(What is needed): Please reproduce the entries below exactly as they stand, but leave the pictures out.

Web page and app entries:
* * * * * * *
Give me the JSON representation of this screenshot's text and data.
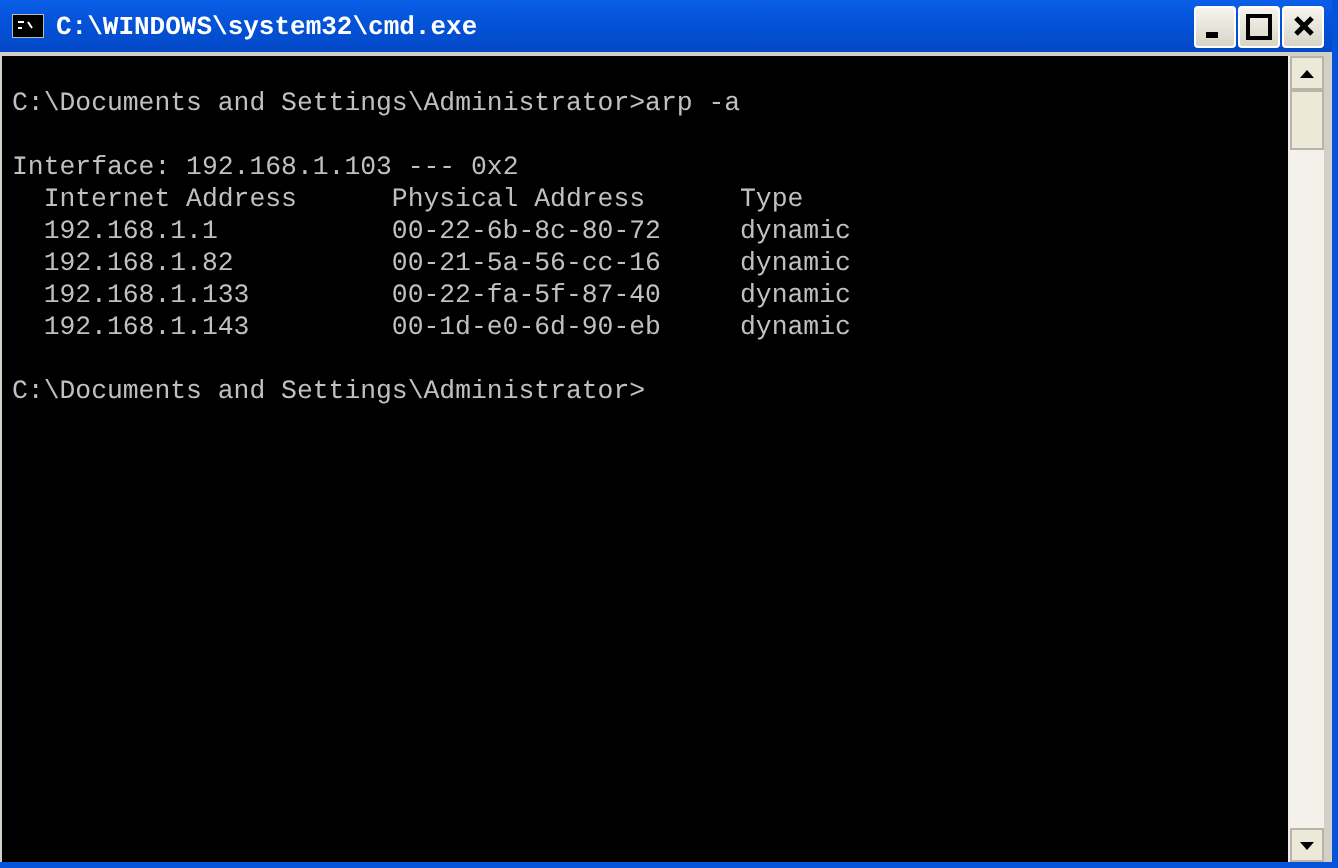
{
  "window": {
    "title": "C:\\WINDOWS\\system32\\cmd.exe"
  },
  "console": {
    "command_line": "C:\\Documents and Settings\\Administrator>arp -a",
    "interface_line": "Interface: 192.168.1.103 --- 0x2",
    "table": {
      "columns": [
        "Internet Address",
        "Physical Address",
        "Type"
      ],
      "rows": [
        [
          "192.168.1.1",
          "00-22-6b-8c-80-72",
          "dynamic"
        ],
        [
          "192.168.1.82",
          "00-21-5a-56-cc-16",
          "dynamic"
        ],
        [
          "192.168.1.133",
          "00-22-fa-5f-87-40",
          "dynamic"
        ],
        [
          "192.168.1.143",
          "00-1d-e0-6d-90-eb",
          "dynamic"
        ]
      ]
    },
    "prompt_line": "C:\\Documents and Settings\\Administrator>"
  }
}
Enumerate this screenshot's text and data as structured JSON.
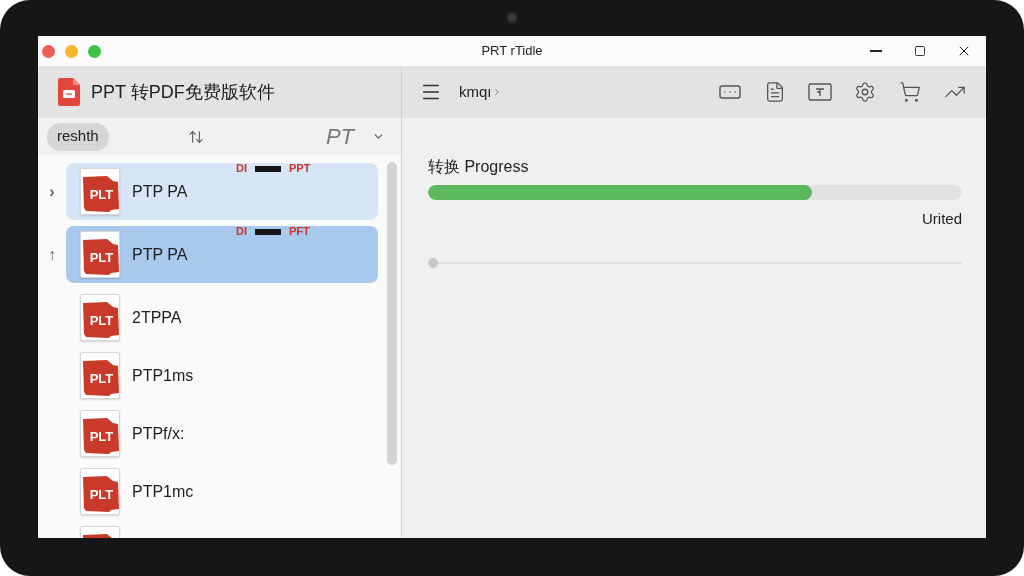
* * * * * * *
(Result for this task):
Give me the JSON representation of this screenshot's text and data.
{
  "window": {
    "title": "C:\\WINDOWS\\system32\\cmd.exe"
  },
  "console": {
    "command_line": "C:\\Documents and Settings\\Administrator>arp -a",
    "interface_line": "Interface: 192.168.1.103 --- 0x2",
    "table": {
      "columns": [
        "Internet Address",
        "Physical Address",
        "Type"
      ],
      "rows": [
        [
          "192.168.1.1",
          "00-22-6b-8c-80-72",
          "dynamic"
        ],
        [
          "192.168.1.82",
          "00-21-5a-56-cc-16",
          "dynamic"
        ],
        [
          "192.168.1.133",
          "00-22-fa-5f-87-40",
          "dynamic"
        ],
        [
          "192.168.1.143",
          "00-1d-e0-6d-90-eb",
          "dynamic"
        ]
      ]
    },
    "prompt_line": "C:\\Documents and Settings\\Administrator>"
  }
}
Enumerate this screenshot's text and data as structured JSON.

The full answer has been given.